(Items from an interface collection)
------------------------------------
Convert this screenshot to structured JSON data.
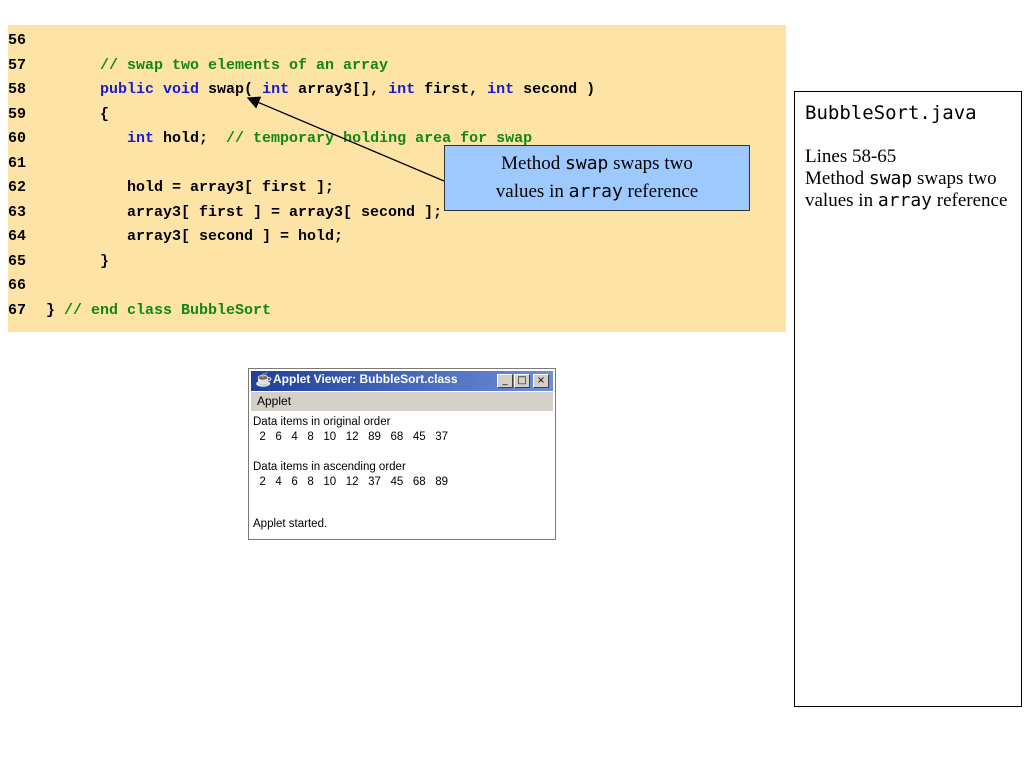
{
  "code": {
    "lines": [
      {
        "num": "56",
        "parts": []
      },
      {
        "num": "57",
        "parts": [
          {
            "t": "      ",
            "c": ""
          },
          {
            "t": "// swap two elements of an array",
            "c": "cm"
          }
        ]
      },
      {
        "num": "58",
        "parts": [
          {
            "t": "      ",
            "c": ""
          },
          {
            "t": "public void ",
            "c": "kw"
          },
          {
            "t": "swap( ",
            "c": ""
          },
          {
            "t": "int ",
            "c": "kw"
          },
          {
            "t": "array3[], ",
            "c": ""
          },
          {
            "t": "int ",
            "c": "kw"
          },
          {
            "t": "first, ",
            "c": ""
          },
          {
            "t": "int ",
            "c": "kw"
          },
          {
            "t": "second )",
            "c": ""
          }
        ]
      },
      {
        "num": "59",
        "parts": [
          {
            "t": "      {",
            "c": ""
          }
        ]
      },
      {
        "num": "60",
        "parts": [
          {
            "t": "         ",
            "c": ""
          },
          {
            "t": "int ",
            "c": "kw"
          },
          {
            "t": "hold;  ",
            "c": ""
          },
          {
            "t": "// temporary holding area for swap",
            "c": "cm"
          }
        ]
      },
      {
        "num": "61",
        "parts": []
      },
      {
        "num": "62",
        "parts": [
          {
            "t": "         hold = array3[ first ];",
            "c": ""
          }
        ]
      },
      {
        "num": "63",
        "parts": [
          {
            "t": "         array3[ first ] = array3[ second ];",
            "c": ""
          }
        ]
      },
      {
        "num": "64",
        "parts": [
          {
            "t": "         array3[ second ] = hold;",
            "c": ""
          }
        ]
      },
      {
        "num": "65",
        "parts": [
          {
            "t": "      }",
            "c": ""
          }
        ]
      },
      {
        "num": "66",
        "parts": []
      },
      {
        "num": "67",
        "parts": [
          {
            "t": "} ",
            "c": ""
          },
          {
            "t": "// end class BubbleSort",
            "c": "cm"
          }
        ]
      }
    ]
  },
  "callout": {
    "prefix": "Method ",
    "code1": "swap",
    "mid": " swaps two",
    "line2_prefix": "values in ",
    "code2": "array",
    "suffix": " reference"
  },
  "side_panel": {
    "file": "BubbleSort.java",
    "lines_label": "Lines 58-65",
    "desc_prefix": "Method ",
    "desc_code1": "swap",
    "desc_mid": " swaps two values in ",
    "desc_code2": "array",
    "desc_suffix": " reference"
  },
  "applet": {
    "title": "Applet Viewer: BubbleSort.class",
    "menu_label": "Applet",
    "body_text": "Data items in original order\n  2   6   4   8   10   12   89   68   45   37\n\nData items in ascending order\n  2   4   6   8   10   12   37   45   68   89",
    "status": "Applet started.",
    "minimize": "_",
    "maximize": "□",
    "close": "×"
  }
}
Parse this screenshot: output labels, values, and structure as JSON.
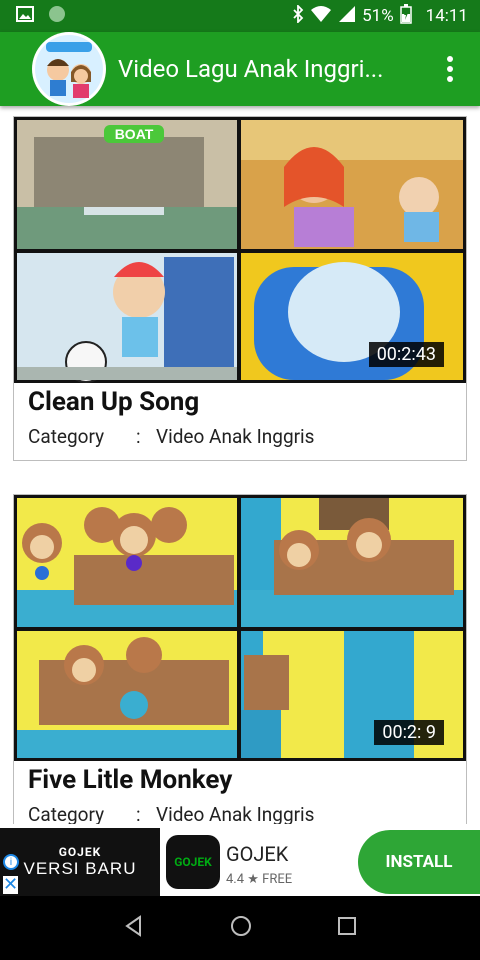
{
  "status_bar": {
    "battery": "51%",
    "time": "14:11"
  },
  "app_bar": {
    "title": "Video Lagu Anak Inggri..."
  },
  "videos": [
    {
      "title": "Clean Up Song",
      "duration": "00:2:43",
      "category_label": "Category",
      "separator": ":",
      "category_value": "Video Anak Inggris",
      "thumb_caption": "BOAT"
    },
    {
      "title": "Five Litle Monkey",
      "duration": "00:2: 9",
      "category_label": "Category",
      "separator": ":",
      "category_value": "Video Anak Inggris"
    }
  ],
  "ad": {
    "image_brand": "GOJEK",
    "image_subtitle": "VERSI BARU",
    "app_icon_text": "GOJEK",
    "app_name": "GOJEK",
    "rating": "4.4 ★ FREE",
    "install_label": "INSTALL"
  }
}
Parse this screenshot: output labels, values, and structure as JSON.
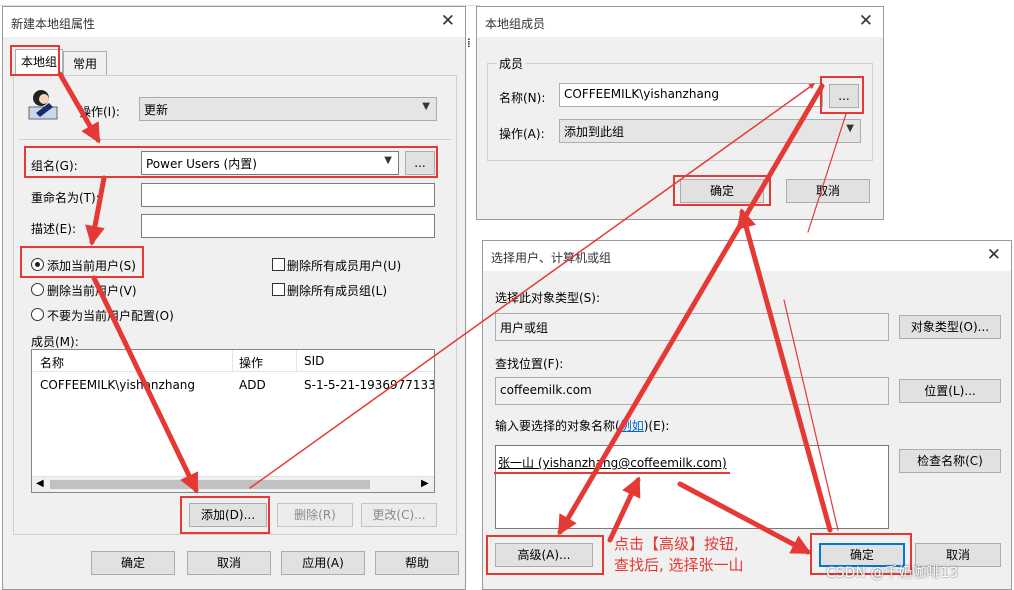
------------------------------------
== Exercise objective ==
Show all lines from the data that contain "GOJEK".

== Written answer ==
    "image_brand": "GOJEK",
    "app_icon_text": "GOJEK",
    "app_name": "GOJEK",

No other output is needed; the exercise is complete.